The gesture by the Society Of London Theatre took place at 7pm and lasted for a minute as the venues – many of which have welcomed him to their stages – turned down the lights on their exterior canopies.

Sir Donald made his name on stage as a Shakespearean actor and also had more than 70 credits for film and TV productions. He had been battling prostate cancer and died at home in Romney Marsh, Kent.

His son, actor and film director Marc Sinden, said: “My father has finished dying. He suffered for a few years from prostate cancer which slowly spread. Even though his death was expected, it is still a huge loss to his family and we, his brother, his son, his four grandchildren and great-grandchild will all miss his humour and knowledge.”

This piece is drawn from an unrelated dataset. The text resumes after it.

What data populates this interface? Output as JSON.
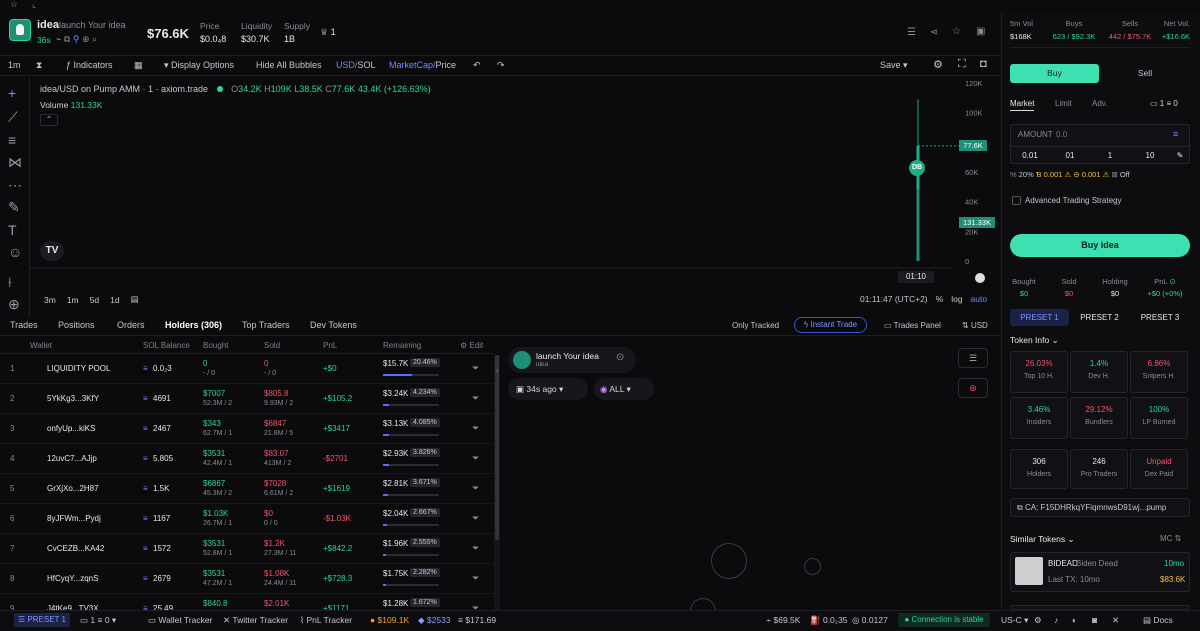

Sir Roger Moore was among those who paid tribute, calling him “a wonderful actor”. The former James Bond spoke warmly about the star, with whom he appeared in the 1975 film That Lucky Touch, just hours after the death of another co-star, Richard Kiel, who played villain Jaws.

Sir Roger said: “Sad to wake up to news another mate has left us. Awful week.”

Sir Donald made his film debut in 1953 with The Cruel Sea, going on to perform with the Royal Shakespeare Company in leading roles such as King Lear and Malvolio in Twelfth Night. He was granted a knighthood in 1997 for his services to drama.